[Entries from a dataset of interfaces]
----------
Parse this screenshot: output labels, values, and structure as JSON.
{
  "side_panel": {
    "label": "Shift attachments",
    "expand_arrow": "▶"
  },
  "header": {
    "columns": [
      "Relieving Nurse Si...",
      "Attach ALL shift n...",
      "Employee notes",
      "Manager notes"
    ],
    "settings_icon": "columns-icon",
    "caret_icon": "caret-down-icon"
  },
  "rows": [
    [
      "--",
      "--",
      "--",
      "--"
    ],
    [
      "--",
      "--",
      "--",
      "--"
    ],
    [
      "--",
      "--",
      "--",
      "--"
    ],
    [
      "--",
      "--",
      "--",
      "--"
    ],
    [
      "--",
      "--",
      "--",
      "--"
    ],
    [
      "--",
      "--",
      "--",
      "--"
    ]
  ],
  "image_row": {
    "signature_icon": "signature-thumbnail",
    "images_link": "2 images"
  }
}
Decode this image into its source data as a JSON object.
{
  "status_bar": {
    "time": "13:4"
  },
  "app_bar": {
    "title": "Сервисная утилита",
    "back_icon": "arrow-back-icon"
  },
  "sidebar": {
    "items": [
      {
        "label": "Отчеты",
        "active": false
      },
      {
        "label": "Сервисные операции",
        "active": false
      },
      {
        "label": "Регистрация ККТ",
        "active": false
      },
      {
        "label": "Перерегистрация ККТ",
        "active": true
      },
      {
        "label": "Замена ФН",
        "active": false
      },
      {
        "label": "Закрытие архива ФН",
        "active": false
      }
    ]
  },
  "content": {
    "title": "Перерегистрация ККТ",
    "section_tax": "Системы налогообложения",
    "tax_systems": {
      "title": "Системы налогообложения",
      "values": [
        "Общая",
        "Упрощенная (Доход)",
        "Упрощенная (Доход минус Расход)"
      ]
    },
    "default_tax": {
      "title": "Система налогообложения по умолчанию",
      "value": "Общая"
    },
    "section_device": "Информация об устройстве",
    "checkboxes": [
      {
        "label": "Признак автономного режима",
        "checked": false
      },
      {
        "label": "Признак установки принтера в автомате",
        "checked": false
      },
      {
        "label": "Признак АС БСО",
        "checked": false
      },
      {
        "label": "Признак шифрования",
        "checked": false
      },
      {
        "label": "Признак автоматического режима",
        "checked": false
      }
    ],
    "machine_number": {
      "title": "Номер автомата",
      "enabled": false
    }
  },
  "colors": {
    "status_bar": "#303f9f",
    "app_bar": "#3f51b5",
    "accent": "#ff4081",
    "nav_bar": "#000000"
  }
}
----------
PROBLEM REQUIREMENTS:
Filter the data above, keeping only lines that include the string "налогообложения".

OUTPUT OF THE TASK:
    "section_tax": "Системы налогообложения",
      "title": "Системы налогообложения",
      "title": "Система налогообложения по умолчанию",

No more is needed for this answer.